We call on Arizona’s Congressional Delegation to lead Congress in recognizing climate change as a health emergency and to prioritize the actions in this Climate and Health Policy Call to Action. Arizona has two cities that are in the Top 4 most vulnerable in the U.S. to climate change. Building healthy energy, transportation, land use, and agriculture systems now will deliver immediate and sustained health benefits to all and reduce future health risks from climate change.
Climate Action For Health should include the following actions:
Meet and strengthen the commitments the U.S. made under the Paris Climate Agreement.
1. Transition rapidly away from the use of coal, oil and natural gas to clean, safe, and renewable energy and energy efficiency.
2. Co-sponsor one or more of the bills filed in the past few weeks by both Democrats and Republicans on climate that are aimed at achieving zero-net emissions by 2050.
3. Support and improve infrastructure to encourage active transportation plans, including more and better options for walking and biking, and incentivize cleaner alternatives like public transit and carpooling, in the transition to zero-carbon transportation systems.
4. Promote healthy, sustainable, organic land management and resilient farms and food systems, forests, and natural lands.
5. Ensure that all U.S. residents have access to safe and affordable drinking water and a clean, sustainable water supply.
6. Invest in policies that support a just transition for workers and communities adversely impacted by climate change and the transition to a low-carbon economy.
7. Sign a treaty for nuclear abolition.
8. Protect the Grand Canyon from uranium mining.
It is past time for our political leaders to recognize climate change as a public health emergency. Finding ways to mitigate climate change and its negative effects should be a top priority, and action needs to start now.
BACKGROUND AND NEED FOR URGENT ACTION
Climate change poses one of the greatest threats to human health in our lifetimes. The United Nations Intergovernmental Panel on Climate Change (IPCC) has repeatedly issued warnings about the significant consequences of global warming. As they and the vast majority of climate scientists around the world have stated, urgent actions are needed now to curb the rise in global temperatures and to prevent ecological, public health and other societal catastrophes.¹
In Arizona, we are already feeling the effects of increasing temperatures and climate-related emergencies.
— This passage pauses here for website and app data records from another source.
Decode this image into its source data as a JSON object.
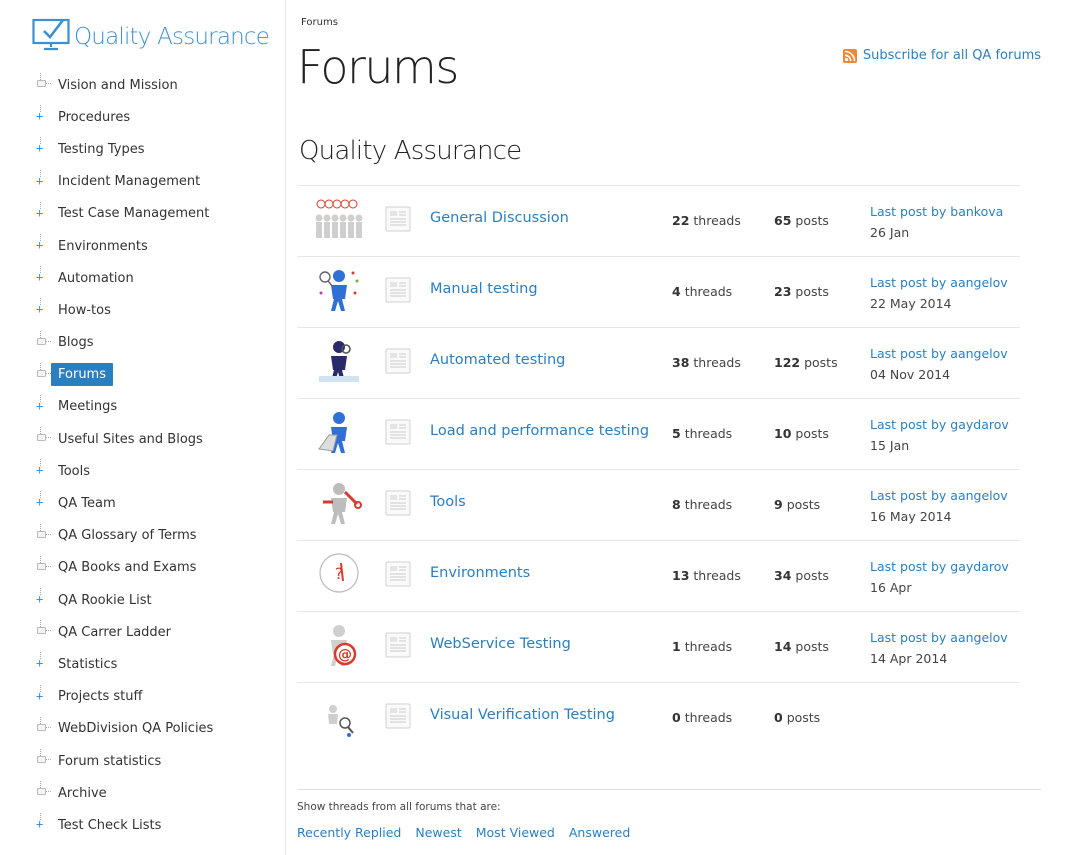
{
  "site": {
    "logo_text": "Quality Assurance"
  },
  "sidebar": {
    "items": [
      {
        "label": "Vision and Mission",
        "expandable": false,
        "active": false
      },
      {
        "label": "Procedures",
        "expandable": true,
        "active": false
      },
      {
        "label": "Testing Types",
        "expandable": true,
        "active": false
      },
      {
        "label": "Incident Management",
        "expandable": true,
        "active": false
      },
      {
        "label": "Test Case Management",
        "expandable": true,
        "active": false
      },
      {
        "label": "Environments",
        "expandable": true,
        "active": false
      },
      {
        "label": "Automation",
        "expandable": true,
        "active": false
      },
      {
        "label": "How-tos",
        "expandable": true,
        "active": false
      },
      {
        "label": "Blogs",
        "expandable": false,
        "active": false
      },
      {
        "label": "Forums",
        "expandable": false,
        "active": true
      },
      {
        "label": "Meetings",
        "expandable": true,
        "active": false
      },
      {
        "label": "Useful Sites and Blogs",
        "expandable": false,
        "active": false
      },
      {
        "label": "Tools",
        "expandable": true,
        "active": false
      },
      {
        "label": "QA Team",
        "expandable": true,
        "active": false
      },
      {
        "label": "QA Glossary of Terms",
        "expandable": false,
        "active": false
      },
      {
        "label": "QA Books and Exams",
        "expandable": false,
        "active": false
      },
      {
        "label": "QA Rookie List",
        "expandable": true,
        "active": false
      },
      {
        "label": "QA Carrer Ladder",
        "expandable": false,
        "active": false
      },
      {
        "label": "Statistics",
        "expandable": true,
        "active": false
      },
      {
        "label": "Projects stuff",
        "expandable": true,
        "active": false
      },
      {
        "label": "WebDivision QA Policies",
        "expandable": false,
        "active": false
      },
      {
        "label": "Forum statistics",
        "expandable": false,
        "active": false
      },
      {
        "label": "Archive",
        "expandable": false,
        "active": false
      },
      {
        "label": "Test Check Lists",
        "expandable": true,
        "active": false
      }
    ]
  },
  "main": {
    "breadcrumb": "Forums",
    "title": "Forums",
    "subscribe_label": "Subscribe for all QA forums",
    "section_title": "Quality Assurance",
    "forums": [
      {
        "name": "General Discussion",
        "threads": "22",
        "threads_label": "threads",
        "posts": "65",
        "posts_label": "posts",
        "last_post": "Last post by bankova",
        "date": "26 Jan",
        "thumb": "crowd-speech-bubbles-icon"
      },
      {
        "name": "Manual testing",
        "threads": "4",
        "threads_label": "threads",
        "posts": "23",
        "posts_label": "posts",
        "last_post": "Last post by aangelov",
        "date": "22 May 2014",
        "thumb": "butterfly-net-person-icon"
      },
      {
        "name": "Automated testing",
        "threads": "38",
        "threads_label": "threads",
        "posts": "122",
        "posts_label": "posts",
        "last_post": "Last post by aangelov",
        "date": "04 Nov 2014",
        "thumb": "robot-person-icon"
      },
      {
        "name": "Load and performance testing",
        "threads": "5",
        "threads_label": "threads",
        "posts": "10",
        "posts_label": "posts",
        "last_post": "Last post by gaydarov",
        "date": "15 Jan",
        "thumb": "person-on-chair-icon"
      },
      {
        "name": "Tools",
        "threads": "8",
        "threads_label": "threads",
        "posts": "9",
        "posts_label": "posts",
        "last_post": "Last post by aangelov",
        "date": "16 May 2014",
        "thumb": "person-with-wrench-icon"
      },
      {
        "name": "Environments",
        "threads": "13",
        "threads_label": "threads",
        "posts": "34",
        "posts_label": "posts",
        "last_post": "Last post by gaydarov",
        "date": "16 Apr",
        "thumb": "environment-badge-icon"
      },
      {
        "name": "WebService Testing",
        "threads": "1",
        "threads_label": "threads",
        "posts": "14",
        "posts_label": "posts",
        "last_post": "Last post by aangelov",
        "date": "14 Apr 2014",
        "thumb": "person-at-sign-icon"
      },
      {
        "name": "Visual Verification Testing",
        "threads": "0",
        "threads_label": "threads",
        "posts": "0",
        "posts_label": "posts",
        "last_post": "",
        "date": "",
        "thumb": "person-magnifier-icon"
      }
    ],
    "filter": {
      "caption": "Show threads from all forums that are:",
      "links": [
        "Recently Replied",
        "Newest",
        "Most Viewed",
        "Answered"
      ]
    }
  },
  "colors": {
    "link": "#2a7fc1",
    "active_bg": "#2a7fc1",
    "logo": "#3d8fd0",
    "rss": "#f0883a"
  }
}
In the coming years, Arizonans will experience rising temperatures, increasing wildfires, more frequent and severe droughts, and worsening air pollution leading to premature death from heart and lung disease.²
As physicians and healthcare professionals, we see the impacts of climate change first-hand:
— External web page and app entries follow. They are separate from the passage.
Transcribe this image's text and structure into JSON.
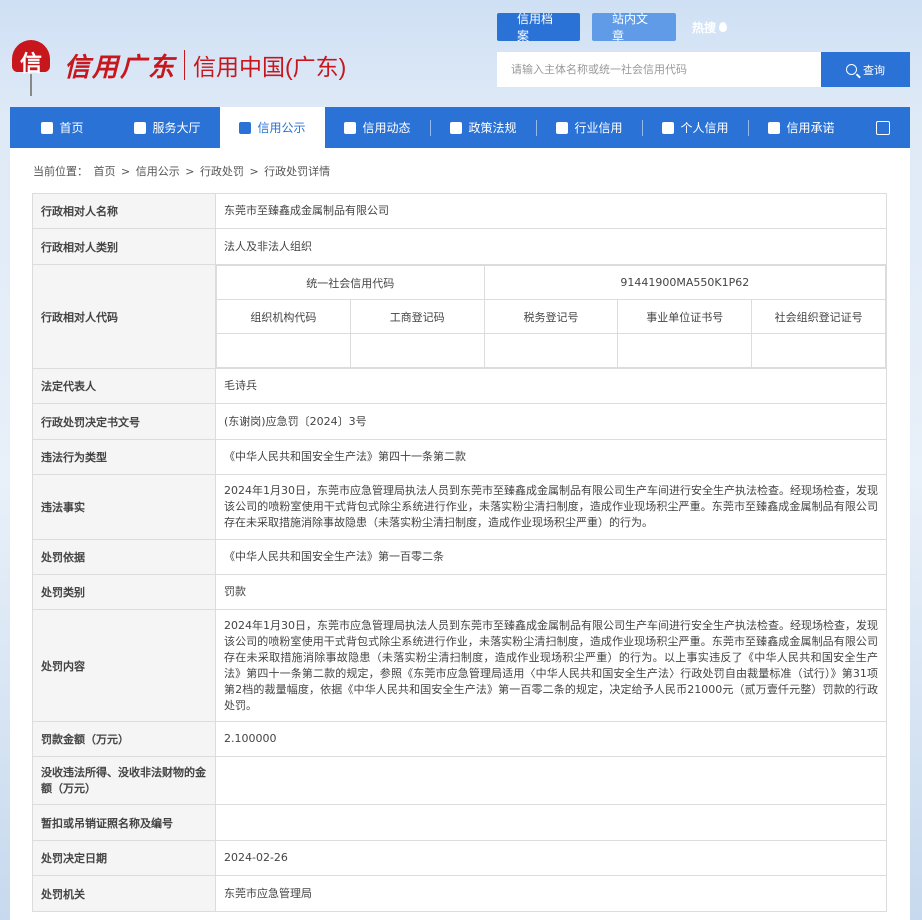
{
  "colors": {
    "brand_red": "#c8161d",
    "primary_blue": "#2a72d6"
  },
  "logo": {
    "mark_letter": "信",
    "title1": "信用广东",
    "title2": "信用中国(广东)"
  },
  "header_tabs": [
    {
      "label": "信用档案",
      "icon": ""
    },
    {
      "label": "站内文章",
      "icon": ""
    },
    {
      "label": "热搜",
      "icon": "flame-icon"
    }
  ],
  "search": {
    "placeholder": "请输入主体名称或统一社会信用代码",
    "button_label": "查询",
    "icon": "search-icon"
  },
  "nav": [
    {
      "label": "首页",
      "icon": "home-icon"
    },
    {
      "label": "服务大厅",
      "icon": "grid-icon"
    },
    {
      "label": "信用公示",
      "icon": "briefcase-icon"
    },
    {
      "label": "信用动态",
      "icon": "news-icon"
    },
    {
      "label": "政策法规",
      "icon": "book-icon"
    },
    {
      "label": "行业信用",
      "icon": "building-icon"
    },
    {
      "label": "个人信用",
      "icon": "id-card-icon"
    },
    {
      "label": "信用承诺",
      "icon": "shield-icon"
    }
  ],
  "breadcrumb": {
    "prefix": "当前位置：",
    "items": [
      "首页",
      "信用公示",
      "行政处罚",
      "行政处罚详情"
    ],
    "separator": ">"
  },
  "record": {
    "name_label": "行政相对人名称",
    "name": "东莞市至臻鑫成金属制品有限公司",
    "type_label": "行政相对人类别",
    "type": "法人及非法人组织",
    "code_label": "行政相对人代码",
    "uscc_label": "统一社会信用代码",
    "uscc": "91441900MA550K1P62",
    "org_code_label": "组织机构代码",
    "org_code": "",
    "biz_reg_label": "工商登记码",
    "biz_reg": "",
    "tax_reg_label": "税务登记号",
    "tax_reg": "",
    "inst_cert_label": "事业单位证书号",
    "inst_cert": "",
    "social_org_label": "社会组织登记证号",
    "social_org": "",
    "legal_rep_label": "法定代表人",
    "legal_rep": "毛诗兵",
    "doc_no_label": "行政处罚决定书文号",
    "doc_no": "(东谢岗)应急罚〔2024〕3号",
    "violation_type_label": "违法行为类型",
    "violation_type": "《中华人民共和国安全生产法》第四十一条第二款",
    "facts_label": "违法事实",
    "facts": "2024年1月30日，东莞市应急管理局执法人员到东莞市至臻鑫成金属制品有限公司生产车间进行安全生产执法检查。经现场检查，发现该公司的喷粉室使用干式背包式除尘系统进行作业，未落实粉尘清扫制度，造成作业现场积尘严重。东莞市至臻鑫成金属制品有限公司存在未采取措施消除事故隐患（未落实粉尘清扫制度，造成作业现场积尘严重）的行为。",
    "basis_label": "处罚依据",
    "basis": "《中华人民共和国安全生产法》第一百零二条",
    "category_label": "处罚类别",
    "category": "罚款",
    "content_label": "处罚内容",
    "content": "2024年1月30日，东莞市应急管理局执法人员到东莞市至臻鑫成金属制品有限公司生产车间进行安全生产执法检查。经现场检查，发现该公司的喷粉室使用干式背包式除尘系统进行作业，未落实粉尘清扫制度，造成作业现场积尘严重。东莞市至臻鑫成金属制品有限公司存在未采取措施消除事故隐患（未落实粉尘清扫制度，造成作业现场积尘严重）的行为。以上事实违反了《中华人民共和国安全生产法》第四十一条第二款的规定，参照《东莞市应急管理局适用〈中华人民共和国安全生产法〉行政处罚自由裁量标准（试行）》第31项第2档的裁量幅度，依据《中华人民共和国安全生产法》第一百零二条的规定，决定给予人民币21000元（贰万壹仟元整）罚款的行政处罚。",
    "fine_label": "罚款金额（万元）",
    "fine": "2.100000",
    "confiscation_label": "没收违法所得、没收非法财物的金额（万元）",
    "confiscation": "",
    "license_label": "暂扣或吊销证照名称及编号",
    "license": "",
    "decision_date_label": "处罚决定日期",
    "decision_date": "2024-02-26",
    "authority_label": "处罚机关",
    "authority": "东莞市应急管理局"
  }
}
1. Climate change affects every aspect of what we do. It impedes our ability to care for patients and causes health crises where none previously existed.
2. Our ER physicians are the front-line doctors for climate change – they are the ones who have to care for folks when climate disasters occur such as heat, toxins in the environment, pollution- related health issues and wildfires.
3. Our primary care physicians and cardiologists have to deal with increased and worsening heart disease due to ozone action days and increased heat.
4. Psychiatrists have to deal with fatalism and depression that occurs with the increasingly frequent and severe natural disasters.
5. We all struggle to care for patients affected by increasing pandemics and other health crises.
1. The United Nations Intergovernmental Panel on Climate Change (IPCC), 2018